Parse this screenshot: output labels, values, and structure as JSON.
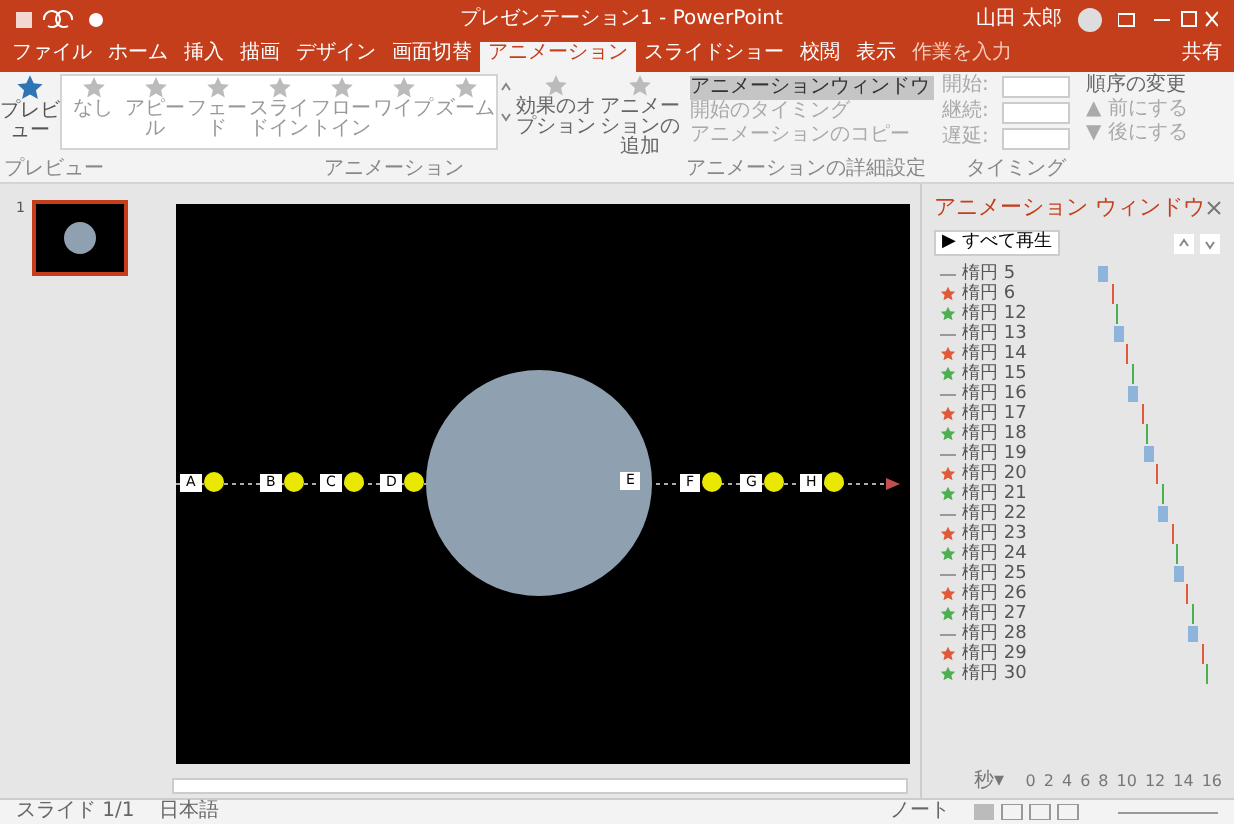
{
  "title_bar": {
    "title": "プレゼンテーション1 - PowerPoint",
    "user": "山田 太郎"
  },
  "tabs": [
    {
      "label": "ファイル",
      "selected": false
    },
    {
      "label": "ホーム",
      "selected": false
    },
    {
      "label": "挿入",
      "selected": false
    },
    {
      "label": "描画",
      "selected": false
    },
    {
      "label": "デザイン",
      "selected": false
    },
    {
      "label": "画面切替",
      "selected": false
    },
    {
      "label": "アニメーション",
      "selected": true
    },
    {
      "label": "スライドショー",
      "selected": false
    },
    {
      "label": "校閲",
      "selected": false
    },
    {
      "label": "表示",
      "selected": false
    }
  ],
  "search": {
    "placeholder": "作業を入力"
  },
  "share": "共有",
  "ribbon": {
    "preview": "プレビュー",
    "gallery": [
      {
        "label": "なし"
      },
      {
        "label": "アピール"
      },
      {
        "label": "フェード"
      },
      {
        "label": "スライドイン"
      },
      {
        "label": "フロートイン"
      },
      {
        "label": "ワイプ"
      },
      {
        "label": "ズーム"
      }
    ],
    "effect_options": "効果のオプション",
    "add_animation": "アニメーションの追加",
    "advanced": [
      {
        "label": "アニメーションウィンドウ",
        "selected": true
      },
      {
        "label": "開始のタイミング",
        "selected": false
      },
      {
        "label": "アニメーションのコピー",
        "selected": false
      }
    ],
    "timing": [
      {
        "label": "開始:"
      },
      {
        "label": "継続:"
      },
      {
        "label": "遅延:"
      }
    ],
    "reorder": {
      "title": "順序の変更",
      "items": [
        "▲ 前にする",
        "▼ 後にする"
      ]
    },
    "groups": [
      "プレビュー",
      "アニメーション",
      "アニメーションの詳細設定",
      "タイミング"
    ]
  },
  "thumbnail_number": "1",
  "slide": {
    "labels": [
      "A",
      "B",
      "C",
      "D",
      "E",
      "F",
      "G",
      "H"
    ]
  },
  "pane": {
    "title": "アニメーション ウィンドウ",
    "play": "▶ すべて再生",
    "items": [
      {
        "kind": "path",
        "label": "楕円 5"
      },
      {
        "kind": "exit",
        "label": "楕円 6"
      },
      {
        "kind": "entrance",
        "label": "楕円 12"
      },
      {
        "kind": "path",
        "label": "楕円 13"
      },
      {
        "kind": "exit",
        "label": "楕円 14"
      },
      {
        "kind": "entrance",
        "label": "楕円 15"
      },
      {
        "kind": "path",
        "label": "楕円 16"
      },
      {
        "kind": "exit",
        "label": "楕円 17"
      },
      {
        "kind": "entrance",
        "label": "楕円 18"
      },
      {
        "kind": "path",
        "label": "楕円 19"
      },
      {
        "kind": "exit",
        "label": "楕円 20"
      },
      {
        "kind": "entrance",
        "label": "楕円 21"
      },
      {
        "kind": "path",
        "label": "楕円 22"
      },
      {
        "kind": "exit",
        "label": "楕円 23"
      },
      {
        "kind": "entrance",
        "label": "楕円 24"
      },
      {
        "kind": "path",
        "label": "楕円 25"
      },
      {
        "kind": "exit",
        "label": "楕円 26"
      },
      {
        "kind": "entrance",
        "label": "楕円 27"
      },
      {
        "kind": "path",
        "label": "楕円 28"
      },
      {
        "kind": "exit",
        "label": "楕円 29"
      },
      {
        "kind": "entrance",
        "label": "楕円 30"
      }
    ],
    "unit": "秒▾",
    "scale": [
      "0",
      "2",
      "4",
      "6",
      "8",
      "10",
      "12",
      "14",
      "16"
    ]
  },
  "status_bar": {
    "slide": "スライド 1/1",
    "language": "日本語",
    "notes": "ノート"
  }
}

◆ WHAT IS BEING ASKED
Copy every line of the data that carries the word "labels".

◆ RESPONSE TO THE EXERCISE
Parse this screenshot: output labels, values, and structure as JSON.
    "labels": [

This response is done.